I first moved to London when I was 18 years old. I wanted to build up my own life, create it with the intention to be able to wake up every morning and simply feel excited about my own journey. I spent a little more than a year there, learning about the music industry, thinking and evolving as an artist. After that I packed my life in a suitcase and spent a year on the road in England. I played music for anyone who was willing to listen and wrote and read every single day. I think those years were the years that defined me, and it’s just been building ever since.
2) How would you describe your life on the road? Is it really, as you wrote, about ‘building a life on your own terms’?
Definitely. I wouldn’t say I live on the road any more, and I don’t think life is supposed to be a one-word term year after year. I think life is about seasons. Like small islands you visit to collect experiences, lessons and moments. I spent some time on the road, until I moved into a little room in Bristol where I recorded and released my first full-length album. I went on to move to Germany where I spent some time in Berlin and then Hamburg. Now I’m currently back on the road in the UK. But even as I have somewhere to unpack my bags I see every phase as just that: a phase that goes together with the artistic project I’m working on.
I have a few core values that I base my life on. To live simply, to be able to fit all of my belongings in a suitcase, to not have any contracts or commitments that make me stick to a place. I need a lot of free space around me, both physically and mentally in order to feel light and not stuck.
3) What have been the repercussions of this lifestyle on your art?
Well, I kind of hit the road in order to be able to keep creating art in the first place. I could no longer afford a flat because I had no income and I refused to take a day job just to pay for a roof over my head. I wanted to spend every second on my art, to grow and create and evolve, and I believed in it so much. I gave up a steady home in order to be able to do this. So first of all, this lifestyle is what enabled my art.
Nowadays a simple life with just the necessary things to get by gives more place for my art. It’s like, when you strip away all the layers to the very bones of life, you find the real things that make you happy. My music, my books, a few friends and somewhere to rest my head on at night—that’s all I really need at the end of the day.
4) What did it teach you – about life, love, loss, among other things, and about the definition ‘home’ itself?
I’ve written three books about this very question and I still haven’t managed to cover it all. I mean, life is about learning all these things, and you should never stop learning. And I don’t think there’s one answer to love, or loss, or life. It’s just about embracing every experience that is thrown at you and try to live it to the fullest, both good and bad. That’s what makes a life. Experiences make a life.
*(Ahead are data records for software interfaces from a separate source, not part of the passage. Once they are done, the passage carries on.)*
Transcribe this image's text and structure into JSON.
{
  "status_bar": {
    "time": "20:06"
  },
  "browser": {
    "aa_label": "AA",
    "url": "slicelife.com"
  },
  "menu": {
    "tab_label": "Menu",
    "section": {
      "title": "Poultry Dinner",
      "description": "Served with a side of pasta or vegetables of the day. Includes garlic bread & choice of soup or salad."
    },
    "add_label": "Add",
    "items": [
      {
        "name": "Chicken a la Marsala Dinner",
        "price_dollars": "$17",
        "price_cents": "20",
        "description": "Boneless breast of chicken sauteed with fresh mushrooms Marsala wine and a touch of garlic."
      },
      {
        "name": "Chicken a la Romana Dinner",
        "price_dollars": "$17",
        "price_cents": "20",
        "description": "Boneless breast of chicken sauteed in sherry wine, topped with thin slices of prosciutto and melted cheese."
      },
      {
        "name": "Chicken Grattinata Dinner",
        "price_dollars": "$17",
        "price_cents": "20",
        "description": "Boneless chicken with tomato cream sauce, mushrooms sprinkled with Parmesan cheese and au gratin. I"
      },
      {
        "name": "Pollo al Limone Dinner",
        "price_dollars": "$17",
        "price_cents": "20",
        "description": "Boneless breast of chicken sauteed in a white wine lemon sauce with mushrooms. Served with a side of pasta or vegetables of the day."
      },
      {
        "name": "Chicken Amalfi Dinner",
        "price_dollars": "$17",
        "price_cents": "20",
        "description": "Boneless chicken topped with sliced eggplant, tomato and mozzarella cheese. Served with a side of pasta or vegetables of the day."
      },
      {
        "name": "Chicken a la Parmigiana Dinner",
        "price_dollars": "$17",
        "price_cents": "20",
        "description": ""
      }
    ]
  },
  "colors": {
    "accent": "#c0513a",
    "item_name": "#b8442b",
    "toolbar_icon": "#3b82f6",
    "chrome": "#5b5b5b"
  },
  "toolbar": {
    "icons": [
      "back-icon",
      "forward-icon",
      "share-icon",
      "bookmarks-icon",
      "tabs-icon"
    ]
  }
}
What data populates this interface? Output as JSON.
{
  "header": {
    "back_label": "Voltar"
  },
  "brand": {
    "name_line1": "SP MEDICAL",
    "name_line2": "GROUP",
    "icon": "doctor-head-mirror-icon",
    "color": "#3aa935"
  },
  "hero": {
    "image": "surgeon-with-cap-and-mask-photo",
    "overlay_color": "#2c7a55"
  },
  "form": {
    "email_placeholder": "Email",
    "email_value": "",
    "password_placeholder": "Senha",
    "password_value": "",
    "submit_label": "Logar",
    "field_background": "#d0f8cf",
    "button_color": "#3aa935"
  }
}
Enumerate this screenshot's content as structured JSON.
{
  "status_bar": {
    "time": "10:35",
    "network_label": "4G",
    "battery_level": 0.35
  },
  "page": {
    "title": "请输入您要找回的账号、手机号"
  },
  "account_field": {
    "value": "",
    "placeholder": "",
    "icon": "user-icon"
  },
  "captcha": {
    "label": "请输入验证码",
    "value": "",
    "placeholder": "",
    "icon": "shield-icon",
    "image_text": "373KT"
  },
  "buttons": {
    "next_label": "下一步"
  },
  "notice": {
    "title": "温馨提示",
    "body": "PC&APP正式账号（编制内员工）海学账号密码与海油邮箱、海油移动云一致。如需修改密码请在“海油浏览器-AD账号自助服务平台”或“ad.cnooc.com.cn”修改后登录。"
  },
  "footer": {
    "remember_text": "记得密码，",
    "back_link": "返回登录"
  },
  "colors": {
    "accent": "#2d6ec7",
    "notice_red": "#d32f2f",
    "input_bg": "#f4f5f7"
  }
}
5) What would you say a ‘home’ is today – from what life’s taught you?
Home is not a physical place, it’s a mindset. It’s a feeling. It’s a calmness, a peaceful mind, a still heart. Home is in the doing, it’s action. I learnt to build my home in the short moments of clarity while writing music, or losing myself in a book, or writing, or a stunning view, or sharing a coffee with someone beautiful that makes you feel just right for a little while. That’s home for me, small moments of belonging.
6) Do you think you’ve found yours?
I think you need to find your home over and over again. It will change with you, and you’re always changing. Or you should be at least. If you embrace every experience, every new day, every new lesson, you will go to bed a little changed every single night.
© Visuals by The Glass Child